Go over these records and count the lines with the string "Sociology" in them; the count is all that should be returned.

Top of DATASET EXCERPTS

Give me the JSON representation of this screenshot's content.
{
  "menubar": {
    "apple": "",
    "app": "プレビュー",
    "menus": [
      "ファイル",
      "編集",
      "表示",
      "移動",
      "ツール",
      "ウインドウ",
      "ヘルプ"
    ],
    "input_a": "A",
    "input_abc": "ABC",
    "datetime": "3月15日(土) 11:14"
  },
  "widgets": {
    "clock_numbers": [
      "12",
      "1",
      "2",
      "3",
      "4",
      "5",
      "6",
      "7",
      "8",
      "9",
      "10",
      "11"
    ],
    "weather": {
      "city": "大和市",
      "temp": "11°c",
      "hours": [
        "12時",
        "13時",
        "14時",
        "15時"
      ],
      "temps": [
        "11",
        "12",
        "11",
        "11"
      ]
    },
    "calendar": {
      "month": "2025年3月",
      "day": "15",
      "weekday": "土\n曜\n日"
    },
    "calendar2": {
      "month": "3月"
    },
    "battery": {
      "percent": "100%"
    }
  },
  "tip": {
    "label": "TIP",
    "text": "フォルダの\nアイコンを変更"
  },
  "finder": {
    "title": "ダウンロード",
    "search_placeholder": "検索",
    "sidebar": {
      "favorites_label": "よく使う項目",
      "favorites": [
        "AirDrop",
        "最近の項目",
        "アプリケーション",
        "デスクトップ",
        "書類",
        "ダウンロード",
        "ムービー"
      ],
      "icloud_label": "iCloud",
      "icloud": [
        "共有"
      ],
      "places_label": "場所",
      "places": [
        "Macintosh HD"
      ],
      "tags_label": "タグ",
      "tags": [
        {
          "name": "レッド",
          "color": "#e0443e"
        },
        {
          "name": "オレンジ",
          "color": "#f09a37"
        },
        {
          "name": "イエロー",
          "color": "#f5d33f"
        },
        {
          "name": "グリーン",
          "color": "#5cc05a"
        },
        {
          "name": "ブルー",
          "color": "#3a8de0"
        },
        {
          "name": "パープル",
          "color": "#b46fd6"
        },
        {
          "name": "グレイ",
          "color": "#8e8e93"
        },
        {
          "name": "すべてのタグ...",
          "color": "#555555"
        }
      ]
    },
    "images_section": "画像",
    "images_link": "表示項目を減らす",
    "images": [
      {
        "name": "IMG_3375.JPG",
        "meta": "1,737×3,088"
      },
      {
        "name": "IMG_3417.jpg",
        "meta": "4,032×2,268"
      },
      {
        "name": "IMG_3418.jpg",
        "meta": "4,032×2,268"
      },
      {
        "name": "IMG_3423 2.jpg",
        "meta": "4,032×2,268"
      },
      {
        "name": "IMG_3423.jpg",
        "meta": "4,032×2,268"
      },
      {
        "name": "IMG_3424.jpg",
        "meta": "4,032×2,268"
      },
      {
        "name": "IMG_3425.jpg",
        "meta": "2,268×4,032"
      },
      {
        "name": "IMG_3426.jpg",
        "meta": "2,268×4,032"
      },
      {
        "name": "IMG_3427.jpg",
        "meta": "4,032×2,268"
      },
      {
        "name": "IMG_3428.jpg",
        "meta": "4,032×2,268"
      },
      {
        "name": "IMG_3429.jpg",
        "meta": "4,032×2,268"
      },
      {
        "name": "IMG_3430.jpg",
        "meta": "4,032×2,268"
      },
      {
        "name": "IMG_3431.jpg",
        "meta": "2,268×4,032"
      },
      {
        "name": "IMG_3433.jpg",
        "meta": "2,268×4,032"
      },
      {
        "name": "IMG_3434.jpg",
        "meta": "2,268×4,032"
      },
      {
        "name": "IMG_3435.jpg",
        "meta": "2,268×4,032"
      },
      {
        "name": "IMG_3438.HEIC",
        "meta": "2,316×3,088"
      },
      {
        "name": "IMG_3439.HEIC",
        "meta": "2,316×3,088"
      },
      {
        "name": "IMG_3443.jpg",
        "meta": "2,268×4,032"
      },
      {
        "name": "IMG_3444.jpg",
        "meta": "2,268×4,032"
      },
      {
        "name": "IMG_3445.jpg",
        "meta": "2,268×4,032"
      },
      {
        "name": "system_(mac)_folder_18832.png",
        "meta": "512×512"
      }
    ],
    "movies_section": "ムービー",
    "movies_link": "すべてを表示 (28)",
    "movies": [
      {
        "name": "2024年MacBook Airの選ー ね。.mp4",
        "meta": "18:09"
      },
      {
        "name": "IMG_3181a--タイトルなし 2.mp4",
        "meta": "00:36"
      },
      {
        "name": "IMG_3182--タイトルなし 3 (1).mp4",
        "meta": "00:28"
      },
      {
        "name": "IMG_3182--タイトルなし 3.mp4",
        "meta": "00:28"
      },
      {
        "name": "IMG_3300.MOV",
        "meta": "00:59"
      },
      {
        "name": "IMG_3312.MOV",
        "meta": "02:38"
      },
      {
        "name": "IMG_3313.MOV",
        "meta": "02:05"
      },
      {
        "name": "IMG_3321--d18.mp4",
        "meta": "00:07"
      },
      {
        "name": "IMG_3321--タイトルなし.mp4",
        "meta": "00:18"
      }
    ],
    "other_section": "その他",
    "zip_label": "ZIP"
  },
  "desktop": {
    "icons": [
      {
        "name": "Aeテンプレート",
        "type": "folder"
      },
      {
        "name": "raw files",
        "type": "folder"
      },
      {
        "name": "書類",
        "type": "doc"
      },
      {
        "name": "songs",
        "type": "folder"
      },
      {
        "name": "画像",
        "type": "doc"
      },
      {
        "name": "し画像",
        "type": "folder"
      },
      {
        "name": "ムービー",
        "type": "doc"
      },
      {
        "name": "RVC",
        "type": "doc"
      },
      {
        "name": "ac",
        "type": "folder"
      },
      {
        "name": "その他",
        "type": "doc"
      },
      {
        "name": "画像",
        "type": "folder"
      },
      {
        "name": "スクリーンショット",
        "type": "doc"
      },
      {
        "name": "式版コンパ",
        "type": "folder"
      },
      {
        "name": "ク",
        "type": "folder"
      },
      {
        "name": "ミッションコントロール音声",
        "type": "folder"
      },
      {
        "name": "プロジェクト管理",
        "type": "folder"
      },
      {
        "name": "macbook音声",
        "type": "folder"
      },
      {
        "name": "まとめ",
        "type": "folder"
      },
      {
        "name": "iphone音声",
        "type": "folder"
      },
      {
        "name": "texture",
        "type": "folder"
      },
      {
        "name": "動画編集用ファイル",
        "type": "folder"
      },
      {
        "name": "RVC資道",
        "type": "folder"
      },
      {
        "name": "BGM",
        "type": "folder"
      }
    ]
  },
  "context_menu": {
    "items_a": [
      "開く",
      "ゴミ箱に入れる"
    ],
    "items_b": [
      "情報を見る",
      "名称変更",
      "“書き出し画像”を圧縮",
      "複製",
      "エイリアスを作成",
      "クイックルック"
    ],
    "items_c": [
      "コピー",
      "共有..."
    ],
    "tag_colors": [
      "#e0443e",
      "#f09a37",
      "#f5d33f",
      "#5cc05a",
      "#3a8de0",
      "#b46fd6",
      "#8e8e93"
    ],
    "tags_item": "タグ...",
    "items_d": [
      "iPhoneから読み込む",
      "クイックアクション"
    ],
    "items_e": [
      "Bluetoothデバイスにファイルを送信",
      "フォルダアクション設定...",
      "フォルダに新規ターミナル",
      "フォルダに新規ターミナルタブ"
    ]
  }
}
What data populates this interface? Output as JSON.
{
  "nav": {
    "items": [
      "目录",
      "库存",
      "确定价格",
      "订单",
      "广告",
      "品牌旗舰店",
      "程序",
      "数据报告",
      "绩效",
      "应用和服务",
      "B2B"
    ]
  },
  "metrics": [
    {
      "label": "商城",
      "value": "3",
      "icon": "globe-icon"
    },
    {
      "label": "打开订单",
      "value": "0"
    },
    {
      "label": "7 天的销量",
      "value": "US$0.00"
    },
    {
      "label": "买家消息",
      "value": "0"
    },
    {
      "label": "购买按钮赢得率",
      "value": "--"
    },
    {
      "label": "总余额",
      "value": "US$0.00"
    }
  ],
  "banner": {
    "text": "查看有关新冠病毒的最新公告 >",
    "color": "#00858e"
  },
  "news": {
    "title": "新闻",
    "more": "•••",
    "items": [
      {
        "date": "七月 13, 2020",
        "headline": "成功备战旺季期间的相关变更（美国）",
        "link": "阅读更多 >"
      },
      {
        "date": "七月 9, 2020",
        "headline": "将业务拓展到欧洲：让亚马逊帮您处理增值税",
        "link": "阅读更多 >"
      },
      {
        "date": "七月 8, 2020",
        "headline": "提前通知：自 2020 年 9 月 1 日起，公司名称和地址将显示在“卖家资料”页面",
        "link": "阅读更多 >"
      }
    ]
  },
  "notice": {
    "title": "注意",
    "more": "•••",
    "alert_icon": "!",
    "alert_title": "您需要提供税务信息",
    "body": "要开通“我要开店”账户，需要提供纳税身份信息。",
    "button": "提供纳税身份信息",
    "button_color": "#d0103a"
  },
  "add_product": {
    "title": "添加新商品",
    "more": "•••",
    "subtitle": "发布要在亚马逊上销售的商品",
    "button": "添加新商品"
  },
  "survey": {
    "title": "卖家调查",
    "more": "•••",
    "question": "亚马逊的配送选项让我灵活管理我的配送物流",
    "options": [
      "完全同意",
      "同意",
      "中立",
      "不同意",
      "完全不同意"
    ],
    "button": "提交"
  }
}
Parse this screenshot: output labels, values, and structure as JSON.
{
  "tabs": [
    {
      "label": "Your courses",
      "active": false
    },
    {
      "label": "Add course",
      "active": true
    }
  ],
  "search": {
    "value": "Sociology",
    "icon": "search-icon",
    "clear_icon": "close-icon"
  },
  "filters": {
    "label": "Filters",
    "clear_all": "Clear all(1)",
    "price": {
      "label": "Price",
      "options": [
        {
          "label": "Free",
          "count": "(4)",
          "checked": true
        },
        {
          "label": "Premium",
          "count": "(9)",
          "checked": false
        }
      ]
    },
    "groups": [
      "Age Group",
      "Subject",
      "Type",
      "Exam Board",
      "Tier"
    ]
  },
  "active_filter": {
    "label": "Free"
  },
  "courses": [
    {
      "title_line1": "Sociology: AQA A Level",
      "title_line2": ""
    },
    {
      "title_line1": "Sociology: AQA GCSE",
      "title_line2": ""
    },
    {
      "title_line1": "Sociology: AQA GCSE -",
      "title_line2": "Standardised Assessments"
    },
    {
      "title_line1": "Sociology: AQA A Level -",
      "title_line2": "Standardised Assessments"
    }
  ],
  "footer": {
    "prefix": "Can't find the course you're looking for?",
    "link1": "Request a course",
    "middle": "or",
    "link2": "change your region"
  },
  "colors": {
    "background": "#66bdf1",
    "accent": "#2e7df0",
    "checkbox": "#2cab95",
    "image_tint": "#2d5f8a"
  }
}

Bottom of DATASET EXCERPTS

*SOLUTION TO THIS PROBLEM:* 5